[My top option] was always Tampa. They said, "Hey, we want you back." I didn't give up my apartment, so I was like, "Wow, this is sick."
It was pretty sick last year, making the team through (HBO's) "Hard Knocks." I made a tackle and knocked the ball out, and I knew I made the team right then and there. I had to top that this year somehow and do something pretty sick, so I danced on camera. There's football, and then there's "Hard Knocks," so it's double the pressure.

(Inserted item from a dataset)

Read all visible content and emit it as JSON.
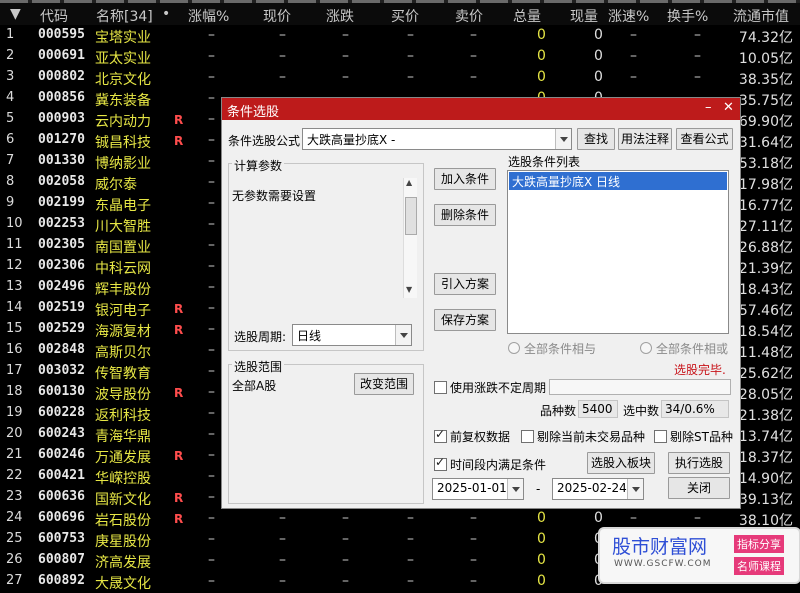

My favorite player growing up was Ray Lewis. I watched a lot of Willie McGinest, as well. But I also looked up to a guy named Rennie Curran; he went to Brookwood, my high school (in Georgia). He played with the Buccaneers and the Titans, and he would just always set the tone for what I wanted to do in football. He was an undersized guy, as well, so that's somebody I really looked up to, playing the sport of football.
[Aaron Rodgers'] ball is crazy. They say his release is quick like Steph Curry's. It's like if you've ever seen a barber do a perfect line. The way Aaron throws the ball is like a perfect line.
Kobe. I'm pretty upset that LeBron came [to L.A.] because of Kobe's legacy. It's going to put a blanket over his legacy, so that was pretty tough. But they still have to beat the Warriors, so I'm not too mad. Once Kobe retired, Steph Curry became my guy.
Toughest guy to tackle in the NFL is (Cowboys receiver) Tavon Austin. That's a tough dude. I played with him as a rookie and watched him play. Another guy is (Chiefs receiver) Tyreek Hill. He's so fast. It's like, "Oh, snap, he's about to take this punt back." But I would say Tavon. He brings a lot to the game, and coaches just say, "Hey, if he gets the ball, just slow him down, please."
My role models come as I play.Daren Bates when I was a rookie -- he's with the Tennessee Titans now. He's an undrafted guy. ... There's some other guys, too. Jo-Lonn Dunbar, my rookie year, I met him. He's from the Syracuse area, as well, so seeing him undrafted and play in the league for five-, six-, seven-plus years, was a great example for me.
Media is something that I really like to do. Broadcasting, I love being in front of the camera. I love getting my teammates on camera and showing the world what my team is about. I think football allows me to have that platform.
I'm big into yoga. I'm big into video games, as well, but yoga, really. That's something that people overlook in society. I talk to a lot of people [who say], "Oh, my back really hurts," and I say, "Hey, do some yoga." My grandma is 70, and she moves better than half the people I know. Yoga is a big proponent in my life when it comes to training and when it comes to getting myself centered.
My homeboys taught me how to do a flip. Then, the next thing you know, I'm like, "All right, let me just do this real quick." I haven't done it in a minute, because money's on the line; I can't play around. When you're in college or high school, it's like, "All right, let me mess around with my friends and run up a wall and do a backflip." But now, it's like, "How'd you get hurt?" That's tough; that's not the move. If I got my technique down, I'm definitely still explosive enough to get it done.